Assignment →
What lines in this listing contain the string "data"? Report each one by copying it.
********
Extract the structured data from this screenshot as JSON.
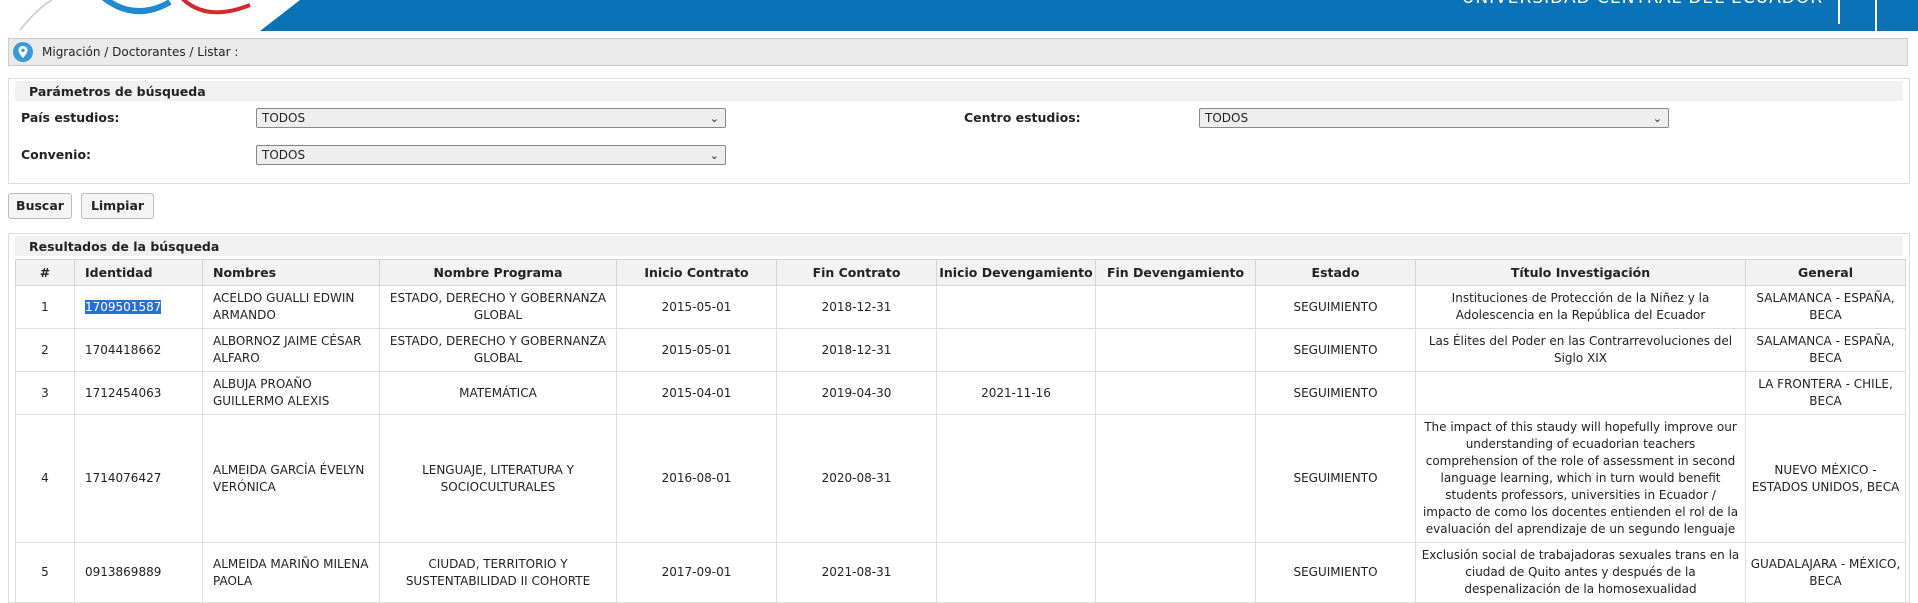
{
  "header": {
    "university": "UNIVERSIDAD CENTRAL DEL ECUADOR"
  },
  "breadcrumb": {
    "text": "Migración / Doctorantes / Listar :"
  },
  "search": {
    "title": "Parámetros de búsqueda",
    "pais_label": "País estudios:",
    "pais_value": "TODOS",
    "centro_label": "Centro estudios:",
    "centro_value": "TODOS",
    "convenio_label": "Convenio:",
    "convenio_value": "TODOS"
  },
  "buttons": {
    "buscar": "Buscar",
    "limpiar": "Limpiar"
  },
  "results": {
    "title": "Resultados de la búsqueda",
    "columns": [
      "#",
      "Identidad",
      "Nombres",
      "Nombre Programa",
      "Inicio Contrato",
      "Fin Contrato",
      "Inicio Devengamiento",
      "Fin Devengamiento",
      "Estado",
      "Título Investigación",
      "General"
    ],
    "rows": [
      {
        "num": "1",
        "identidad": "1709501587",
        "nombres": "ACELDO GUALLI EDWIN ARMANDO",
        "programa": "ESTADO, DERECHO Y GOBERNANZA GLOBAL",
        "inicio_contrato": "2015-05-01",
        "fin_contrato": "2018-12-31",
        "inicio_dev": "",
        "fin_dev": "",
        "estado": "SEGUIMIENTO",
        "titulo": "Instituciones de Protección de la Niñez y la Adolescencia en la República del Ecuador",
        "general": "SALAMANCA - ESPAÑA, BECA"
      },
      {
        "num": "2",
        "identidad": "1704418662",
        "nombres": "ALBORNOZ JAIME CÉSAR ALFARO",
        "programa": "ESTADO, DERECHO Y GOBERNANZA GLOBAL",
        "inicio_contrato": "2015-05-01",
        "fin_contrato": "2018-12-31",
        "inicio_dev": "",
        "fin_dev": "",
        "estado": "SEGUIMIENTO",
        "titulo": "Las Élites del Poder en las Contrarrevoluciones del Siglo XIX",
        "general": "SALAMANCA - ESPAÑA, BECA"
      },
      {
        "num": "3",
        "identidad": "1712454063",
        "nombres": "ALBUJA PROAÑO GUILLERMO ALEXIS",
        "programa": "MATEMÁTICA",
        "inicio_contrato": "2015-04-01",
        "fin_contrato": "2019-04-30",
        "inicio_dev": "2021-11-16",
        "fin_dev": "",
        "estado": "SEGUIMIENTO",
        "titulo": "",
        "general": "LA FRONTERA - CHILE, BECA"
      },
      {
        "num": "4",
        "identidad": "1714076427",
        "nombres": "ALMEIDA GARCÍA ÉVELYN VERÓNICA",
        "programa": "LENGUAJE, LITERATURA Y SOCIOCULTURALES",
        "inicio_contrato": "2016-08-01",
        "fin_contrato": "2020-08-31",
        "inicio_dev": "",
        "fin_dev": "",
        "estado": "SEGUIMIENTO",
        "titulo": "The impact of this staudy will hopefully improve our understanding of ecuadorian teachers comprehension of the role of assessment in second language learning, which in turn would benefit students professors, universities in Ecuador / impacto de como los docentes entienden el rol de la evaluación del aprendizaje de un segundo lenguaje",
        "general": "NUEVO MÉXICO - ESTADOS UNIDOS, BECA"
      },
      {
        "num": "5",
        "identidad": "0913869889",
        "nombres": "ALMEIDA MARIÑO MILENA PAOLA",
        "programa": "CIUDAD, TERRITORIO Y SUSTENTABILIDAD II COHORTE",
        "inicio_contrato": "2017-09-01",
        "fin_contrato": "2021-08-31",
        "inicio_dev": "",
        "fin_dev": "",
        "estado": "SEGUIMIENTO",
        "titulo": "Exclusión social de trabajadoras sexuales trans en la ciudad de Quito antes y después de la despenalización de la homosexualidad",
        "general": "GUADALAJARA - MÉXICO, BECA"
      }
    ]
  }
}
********
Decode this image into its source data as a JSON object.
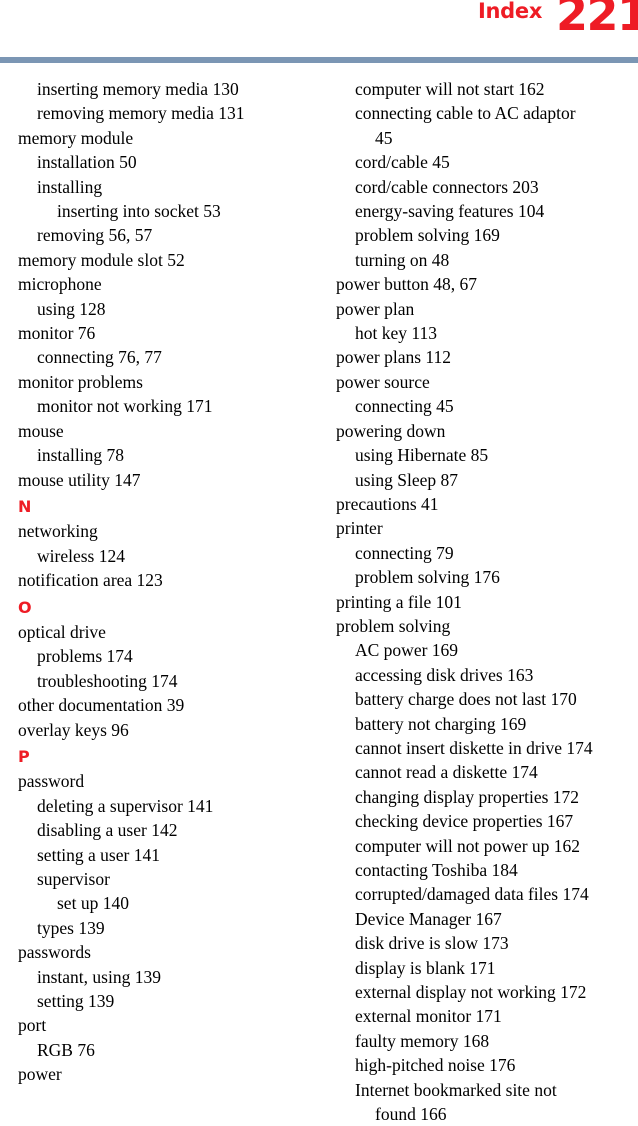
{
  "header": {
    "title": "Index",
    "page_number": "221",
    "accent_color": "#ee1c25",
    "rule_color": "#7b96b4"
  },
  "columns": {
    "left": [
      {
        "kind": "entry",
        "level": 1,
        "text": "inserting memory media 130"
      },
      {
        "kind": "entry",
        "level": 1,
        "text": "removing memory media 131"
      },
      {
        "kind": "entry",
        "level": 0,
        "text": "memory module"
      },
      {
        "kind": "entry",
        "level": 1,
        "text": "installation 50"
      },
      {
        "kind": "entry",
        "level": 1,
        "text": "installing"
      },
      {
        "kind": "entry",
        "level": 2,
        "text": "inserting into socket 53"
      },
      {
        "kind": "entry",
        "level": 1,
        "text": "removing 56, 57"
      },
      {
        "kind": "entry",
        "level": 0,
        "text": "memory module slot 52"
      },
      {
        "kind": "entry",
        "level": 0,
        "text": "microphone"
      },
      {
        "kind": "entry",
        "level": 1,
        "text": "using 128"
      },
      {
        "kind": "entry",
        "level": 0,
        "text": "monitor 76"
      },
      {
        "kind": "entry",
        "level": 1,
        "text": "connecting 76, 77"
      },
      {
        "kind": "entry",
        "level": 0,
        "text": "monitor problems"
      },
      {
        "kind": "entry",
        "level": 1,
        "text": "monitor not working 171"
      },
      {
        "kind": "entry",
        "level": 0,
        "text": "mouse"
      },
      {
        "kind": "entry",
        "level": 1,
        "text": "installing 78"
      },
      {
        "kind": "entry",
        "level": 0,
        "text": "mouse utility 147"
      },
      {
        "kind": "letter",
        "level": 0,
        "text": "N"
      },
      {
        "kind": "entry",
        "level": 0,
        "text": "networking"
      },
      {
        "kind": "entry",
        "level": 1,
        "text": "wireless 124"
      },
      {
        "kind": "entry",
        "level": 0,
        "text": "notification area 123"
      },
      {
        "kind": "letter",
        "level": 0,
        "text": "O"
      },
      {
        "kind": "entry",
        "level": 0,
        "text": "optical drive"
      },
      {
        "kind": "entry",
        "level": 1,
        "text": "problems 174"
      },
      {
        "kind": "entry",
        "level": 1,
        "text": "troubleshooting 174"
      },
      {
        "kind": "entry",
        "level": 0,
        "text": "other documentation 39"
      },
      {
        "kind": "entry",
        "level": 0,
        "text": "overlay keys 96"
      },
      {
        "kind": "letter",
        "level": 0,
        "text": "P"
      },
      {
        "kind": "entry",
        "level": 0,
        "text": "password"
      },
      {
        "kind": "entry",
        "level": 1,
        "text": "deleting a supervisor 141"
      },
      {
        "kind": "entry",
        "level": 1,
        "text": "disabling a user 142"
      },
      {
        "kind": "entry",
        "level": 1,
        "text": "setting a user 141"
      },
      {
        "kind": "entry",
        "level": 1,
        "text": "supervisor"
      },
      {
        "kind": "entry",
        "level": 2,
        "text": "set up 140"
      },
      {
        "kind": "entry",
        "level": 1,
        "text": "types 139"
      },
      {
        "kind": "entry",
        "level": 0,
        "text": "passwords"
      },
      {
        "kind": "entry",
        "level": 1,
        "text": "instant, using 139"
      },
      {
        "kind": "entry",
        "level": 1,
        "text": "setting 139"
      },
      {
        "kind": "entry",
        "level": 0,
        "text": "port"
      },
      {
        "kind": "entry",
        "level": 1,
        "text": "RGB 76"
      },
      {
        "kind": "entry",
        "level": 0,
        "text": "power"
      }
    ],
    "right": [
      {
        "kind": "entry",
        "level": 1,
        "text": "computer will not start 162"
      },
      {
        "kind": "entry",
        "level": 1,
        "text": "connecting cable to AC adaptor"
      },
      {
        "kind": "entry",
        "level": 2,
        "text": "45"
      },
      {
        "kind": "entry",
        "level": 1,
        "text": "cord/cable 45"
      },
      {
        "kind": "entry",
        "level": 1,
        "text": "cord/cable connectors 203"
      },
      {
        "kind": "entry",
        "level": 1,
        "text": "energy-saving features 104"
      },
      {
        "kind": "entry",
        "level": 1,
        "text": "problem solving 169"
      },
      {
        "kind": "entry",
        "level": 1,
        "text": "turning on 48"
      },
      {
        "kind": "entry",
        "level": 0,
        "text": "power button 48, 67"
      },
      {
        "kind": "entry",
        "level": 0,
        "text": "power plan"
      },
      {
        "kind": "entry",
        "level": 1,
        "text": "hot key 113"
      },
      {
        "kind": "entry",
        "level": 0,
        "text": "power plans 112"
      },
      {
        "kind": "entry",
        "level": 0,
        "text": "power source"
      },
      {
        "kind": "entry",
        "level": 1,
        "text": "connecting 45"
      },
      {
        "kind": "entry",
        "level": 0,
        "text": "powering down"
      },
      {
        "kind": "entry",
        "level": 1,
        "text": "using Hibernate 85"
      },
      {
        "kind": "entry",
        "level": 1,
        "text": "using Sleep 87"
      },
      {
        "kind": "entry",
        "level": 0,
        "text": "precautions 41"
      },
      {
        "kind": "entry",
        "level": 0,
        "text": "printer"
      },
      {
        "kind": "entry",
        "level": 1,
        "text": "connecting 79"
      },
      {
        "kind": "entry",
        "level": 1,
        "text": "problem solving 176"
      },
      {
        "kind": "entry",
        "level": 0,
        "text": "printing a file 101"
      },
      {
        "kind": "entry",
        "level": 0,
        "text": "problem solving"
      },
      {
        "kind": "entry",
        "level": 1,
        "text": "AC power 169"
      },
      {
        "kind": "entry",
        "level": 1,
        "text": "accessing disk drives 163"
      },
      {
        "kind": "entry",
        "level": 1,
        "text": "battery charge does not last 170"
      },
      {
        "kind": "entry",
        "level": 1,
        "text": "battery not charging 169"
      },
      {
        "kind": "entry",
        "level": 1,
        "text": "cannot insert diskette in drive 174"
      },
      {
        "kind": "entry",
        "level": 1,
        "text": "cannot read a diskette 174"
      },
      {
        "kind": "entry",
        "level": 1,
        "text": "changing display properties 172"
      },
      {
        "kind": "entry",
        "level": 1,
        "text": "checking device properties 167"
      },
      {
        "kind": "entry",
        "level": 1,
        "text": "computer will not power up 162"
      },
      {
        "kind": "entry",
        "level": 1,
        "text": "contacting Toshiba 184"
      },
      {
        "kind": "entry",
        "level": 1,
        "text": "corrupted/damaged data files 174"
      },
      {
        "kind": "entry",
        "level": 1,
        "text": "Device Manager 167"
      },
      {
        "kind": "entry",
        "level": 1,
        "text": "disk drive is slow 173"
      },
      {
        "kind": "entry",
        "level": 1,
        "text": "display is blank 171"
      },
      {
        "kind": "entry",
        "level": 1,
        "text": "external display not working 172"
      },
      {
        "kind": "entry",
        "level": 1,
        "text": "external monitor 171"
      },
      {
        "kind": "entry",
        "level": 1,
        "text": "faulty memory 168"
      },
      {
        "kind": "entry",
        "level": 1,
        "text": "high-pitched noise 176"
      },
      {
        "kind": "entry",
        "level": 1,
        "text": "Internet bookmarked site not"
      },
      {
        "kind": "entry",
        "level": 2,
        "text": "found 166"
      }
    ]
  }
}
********
Task solution →
Extract the structured data from this screenshot as JSON.
Decode this image into its source data as a JSON object.
        "text": "corrupted/damaged data files 174"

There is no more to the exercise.